lib/megam/api/version.rb: Defines a Megam api module and in it, a VERSION constant. This file is loaded by the megam_api.gemspec to specify a version for the gem specification. When we release a new version of the gem we will increment a part of this version number to indicate to Rubygems that we’re releasing a new version.

There’s our base and our layout, now get developing!


We’re going to use minitest to test our gem.

-We write tests to ensure that everything goes according to plan and to prevent future-us from building a time machine to come back and kick our asses.

-To get started with writing our tests, we’ll create a test directory at the root of gem by using the command:

mkdir test

-Next, we’ll specify in our megam_api.gemspec file that minitest is a development dependency by adding this line inside theGem::Specification block:

spec.add_development_dependency "minitest", "~> 5.8"

-Because we have the gemspec method call in our Gemfile, bundler will automatically add this gem to a group called “development” which then we can reference any time we want to load these gems with the following line:

 Bundler.require(:default, :development)`

-The benefit of putting this dependency specification inside of megam_api.gemspec rather than the Gemfile is that anybody who runs

  gem install megam_api --dev

will get these development dependencies installed too.

This command is used for when people wish to test a gem without having to fork it or clone it from GitHub.

-When we run bundle install, minitest will be installed for this library and any other library we use with bundler, but not for the system.

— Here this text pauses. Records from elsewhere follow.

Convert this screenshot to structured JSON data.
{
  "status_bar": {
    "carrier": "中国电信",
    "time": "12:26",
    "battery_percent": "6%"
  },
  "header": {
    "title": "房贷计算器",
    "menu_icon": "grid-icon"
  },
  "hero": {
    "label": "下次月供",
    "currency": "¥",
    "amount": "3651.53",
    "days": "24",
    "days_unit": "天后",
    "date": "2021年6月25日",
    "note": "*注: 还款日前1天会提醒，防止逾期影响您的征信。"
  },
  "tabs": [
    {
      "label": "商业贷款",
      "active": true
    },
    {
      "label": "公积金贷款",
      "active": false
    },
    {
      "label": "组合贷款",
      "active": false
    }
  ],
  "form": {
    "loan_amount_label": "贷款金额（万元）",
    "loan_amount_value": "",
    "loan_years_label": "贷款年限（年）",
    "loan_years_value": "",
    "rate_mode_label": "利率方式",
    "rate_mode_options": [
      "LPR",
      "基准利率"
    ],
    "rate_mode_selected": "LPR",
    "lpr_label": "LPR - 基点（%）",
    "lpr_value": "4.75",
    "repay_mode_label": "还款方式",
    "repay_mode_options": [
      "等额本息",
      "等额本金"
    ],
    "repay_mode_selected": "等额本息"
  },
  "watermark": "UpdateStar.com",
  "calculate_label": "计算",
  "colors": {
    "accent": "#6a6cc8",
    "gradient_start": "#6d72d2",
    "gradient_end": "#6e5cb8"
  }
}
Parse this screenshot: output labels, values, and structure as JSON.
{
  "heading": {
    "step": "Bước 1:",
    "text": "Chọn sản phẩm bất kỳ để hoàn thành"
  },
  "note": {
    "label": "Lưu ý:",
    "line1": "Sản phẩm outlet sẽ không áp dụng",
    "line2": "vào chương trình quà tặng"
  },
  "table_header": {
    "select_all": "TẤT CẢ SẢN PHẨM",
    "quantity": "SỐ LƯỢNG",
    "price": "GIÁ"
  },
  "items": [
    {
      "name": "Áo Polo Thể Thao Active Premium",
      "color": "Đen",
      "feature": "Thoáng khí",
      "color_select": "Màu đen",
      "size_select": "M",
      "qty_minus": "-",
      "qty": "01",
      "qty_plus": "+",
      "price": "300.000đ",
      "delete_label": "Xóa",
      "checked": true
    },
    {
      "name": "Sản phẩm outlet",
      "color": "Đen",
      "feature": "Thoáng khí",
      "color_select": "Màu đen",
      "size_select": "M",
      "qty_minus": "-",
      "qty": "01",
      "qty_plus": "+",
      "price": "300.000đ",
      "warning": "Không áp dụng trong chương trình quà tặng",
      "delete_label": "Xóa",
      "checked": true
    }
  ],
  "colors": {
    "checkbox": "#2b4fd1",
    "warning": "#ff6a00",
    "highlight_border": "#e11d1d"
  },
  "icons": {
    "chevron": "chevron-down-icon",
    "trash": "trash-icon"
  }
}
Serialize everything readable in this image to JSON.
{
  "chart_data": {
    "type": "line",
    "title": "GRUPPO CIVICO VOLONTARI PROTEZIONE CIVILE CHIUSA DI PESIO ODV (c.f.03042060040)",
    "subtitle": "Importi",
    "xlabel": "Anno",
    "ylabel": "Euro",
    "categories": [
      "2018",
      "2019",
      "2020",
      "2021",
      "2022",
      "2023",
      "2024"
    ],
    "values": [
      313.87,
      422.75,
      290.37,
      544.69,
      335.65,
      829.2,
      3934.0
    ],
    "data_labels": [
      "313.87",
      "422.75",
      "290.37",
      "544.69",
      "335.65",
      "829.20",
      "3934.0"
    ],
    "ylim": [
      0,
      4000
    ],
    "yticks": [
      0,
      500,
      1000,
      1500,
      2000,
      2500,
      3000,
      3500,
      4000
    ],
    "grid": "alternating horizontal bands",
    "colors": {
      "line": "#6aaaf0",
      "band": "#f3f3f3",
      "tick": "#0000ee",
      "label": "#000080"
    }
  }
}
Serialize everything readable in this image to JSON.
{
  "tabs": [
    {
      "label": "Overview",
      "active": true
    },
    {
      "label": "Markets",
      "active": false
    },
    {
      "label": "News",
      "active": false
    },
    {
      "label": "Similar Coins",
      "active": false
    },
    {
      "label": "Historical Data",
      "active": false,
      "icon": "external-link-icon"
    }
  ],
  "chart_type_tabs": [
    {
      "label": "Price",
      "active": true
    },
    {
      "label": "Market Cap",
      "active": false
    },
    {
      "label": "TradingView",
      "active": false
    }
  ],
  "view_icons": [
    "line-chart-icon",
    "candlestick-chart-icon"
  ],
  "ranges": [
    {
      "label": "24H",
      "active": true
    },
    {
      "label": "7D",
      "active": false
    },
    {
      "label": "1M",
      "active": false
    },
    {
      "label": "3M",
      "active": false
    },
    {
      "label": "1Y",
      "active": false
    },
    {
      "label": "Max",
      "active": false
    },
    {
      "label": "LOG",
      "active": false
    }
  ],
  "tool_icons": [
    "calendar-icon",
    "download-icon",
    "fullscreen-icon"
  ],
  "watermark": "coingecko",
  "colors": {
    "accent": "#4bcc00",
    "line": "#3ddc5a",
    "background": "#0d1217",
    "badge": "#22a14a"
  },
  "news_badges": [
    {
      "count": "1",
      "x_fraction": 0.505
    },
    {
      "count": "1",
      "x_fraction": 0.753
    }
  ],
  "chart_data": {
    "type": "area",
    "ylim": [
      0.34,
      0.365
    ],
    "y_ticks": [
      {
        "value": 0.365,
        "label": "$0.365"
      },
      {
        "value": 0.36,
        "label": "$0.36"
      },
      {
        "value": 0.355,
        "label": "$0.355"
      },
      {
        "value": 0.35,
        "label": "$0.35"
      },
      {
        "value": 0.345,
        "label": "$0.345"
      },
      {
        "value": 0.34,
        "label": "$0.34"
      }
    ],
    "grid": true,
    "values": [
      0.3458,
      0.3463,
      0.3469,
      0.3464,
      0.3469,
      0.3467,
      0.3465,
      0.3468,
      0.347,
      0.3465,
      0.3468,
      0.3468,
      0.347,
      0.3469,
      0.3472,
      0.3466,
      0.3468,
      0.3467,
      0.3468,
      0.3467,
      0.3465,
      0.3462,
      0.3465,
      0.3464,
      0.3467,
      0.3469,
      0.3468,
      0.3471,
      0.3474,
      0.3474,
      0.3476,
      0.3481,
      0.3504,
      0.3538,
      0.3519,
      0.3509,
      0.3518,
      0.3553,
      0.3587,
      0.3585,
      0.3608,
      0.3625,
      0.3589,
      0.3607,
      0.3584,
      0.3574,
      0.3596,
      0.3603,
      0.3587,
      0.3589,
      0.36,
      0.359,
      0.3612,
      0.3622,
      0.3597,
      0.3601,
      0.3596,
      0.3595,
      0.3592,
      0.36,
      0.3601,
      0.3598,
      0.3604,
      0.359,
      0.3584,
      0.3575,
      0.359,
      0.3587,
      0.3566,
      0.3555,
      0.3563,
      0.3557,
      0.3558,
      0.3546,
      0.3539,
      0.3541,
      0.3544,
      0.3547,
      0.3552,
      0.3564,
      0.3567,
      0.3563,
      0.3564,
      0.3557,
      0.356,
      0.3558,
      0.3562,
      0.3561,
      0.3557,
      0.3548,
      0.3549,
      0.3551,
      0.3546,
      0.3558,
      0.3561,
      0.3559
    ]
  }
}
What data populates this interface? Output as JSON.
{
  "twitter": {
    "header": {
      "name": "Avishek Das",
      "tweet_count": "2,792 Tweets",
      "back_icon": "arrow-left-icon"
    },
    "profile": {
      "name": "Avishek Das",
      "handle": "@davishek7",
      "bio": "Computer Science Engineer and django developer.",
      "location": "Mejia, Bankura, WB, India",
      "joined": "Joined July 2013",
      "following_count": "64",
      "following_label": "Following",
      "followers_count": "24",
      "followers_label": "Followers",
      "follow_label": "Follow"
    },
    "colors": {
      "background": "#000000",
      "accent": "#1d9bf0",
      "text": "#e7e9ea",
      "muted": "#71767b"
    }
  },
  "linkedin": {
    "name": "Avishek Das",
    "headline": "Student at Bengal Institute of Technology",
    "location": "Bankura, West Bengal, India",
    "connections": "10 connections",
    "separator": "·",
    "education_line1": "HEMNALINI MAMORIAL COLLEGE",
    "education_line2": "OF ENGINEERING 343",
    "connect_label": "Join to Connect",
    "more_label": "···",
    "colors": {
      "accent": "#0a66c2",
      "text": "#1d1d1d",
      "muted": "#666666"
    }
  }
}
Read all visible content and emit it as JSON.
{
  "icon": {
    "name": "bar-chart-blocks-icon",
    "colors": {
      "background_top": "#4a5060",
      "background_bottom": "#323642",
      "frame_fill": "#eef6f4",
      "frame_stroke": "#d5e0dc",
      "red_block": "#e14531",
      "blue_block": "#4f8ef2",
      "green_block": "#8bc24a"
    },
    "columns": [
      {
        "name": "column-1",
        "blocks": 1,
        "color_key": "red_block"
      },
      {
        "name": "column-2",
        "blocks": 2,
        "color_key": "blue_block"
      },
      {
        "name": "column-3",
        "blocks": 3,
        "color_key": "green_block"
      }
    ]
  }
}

This is an important distinction to make: any gem installed by Bundler will not muck about with gems installed by gem install. It is effectively a sandboxed environment.

-By running bundle install, bundler will generate the extremely important Gemfile.lock file. This file is responsible for ensuring that every system this library is developed on has the exact same gems so it should always be checked into version control.Additionally in the bundle install output, we will see this line:

Using megam_api (0.99) from source at /path/to/megam_api`

Bundler detects our gem, loads the gemspec and bundles our gem just like every other gem.

We can write our first test with this framework now in place.

For testing, create a new test file for every api (accounts to startwith) we want to test at the root of the test directory.

When we run ruby test_accounts.rb

require File.expand_path("#{File.dirname(__FILE__)}/test_helper")

class TestAccounts < MiniTest::Unit::TestCase

  $admin = "admin-tom"
  $normal = "normal-tom"
  $tom_email = ""
  $bob_email = ""

  def test_get_accounts_good
    response =megams.get_accounts(sandbox_email)
    assert_equal(200, response.status)

  def test_post_accounts_good
    tmp_hash = {
      "id" => "000099090909000",
      "first_name" => "Darth",
      "last_name" => "Vader",
      "email" => "",
      "phone" => "19090909090",
      "api_key" => "IamAtlas{74}NobdyCanSedfefdeME#07",
      "authority" => "admin",
      "password" => "",
      "password_reset_key" => "",
      "password_reset_sent_at" => "",
      "created_at" => "2014-10-29 13:24:06 +0000"
    response =megams.post_accounts(tmp_hash)
    assert_equal(201, response.status)


To load this file, we’ll need to add a require line to lib/megam_api.rb for it: require ‘megam_api/api/accounts’

When we run our specs with ruby test_accounts.rb this test will pass: 2 example, 0 failures

Great success! If we’re using Git (or any other source control system), this is a great checkpoint to commit our code. Always remember to commit often! It’s all well and dandy that we can write our own code.


The simplest way to distribute a gem for public consumption is to use

Gems that are published to can be installed via the gem install command or through the use of tools such as Isolate or Bundler.

Create an account with

Register at [](https://rubygems.

Create a credentials file with the api_key

ram@ramwork:.gem]$ pwd

[ram@ramwork:.gem]$ ls
credentials  ruby/  specs/

[ram@ramwork:.gem]$ cat credentials
:rubygems_api_key: 8690909090909090909090afdasfasdf90

Build a gem

cd megam_api

gem build megam_api.gemspec

Successfully built RubyGem
Name: megam_api
Version: 0.90
File: megam_api-0.90.gem

Push your gem to

gem push megam_api-0.99.gem


You are done. Go ahead and hack your own gem.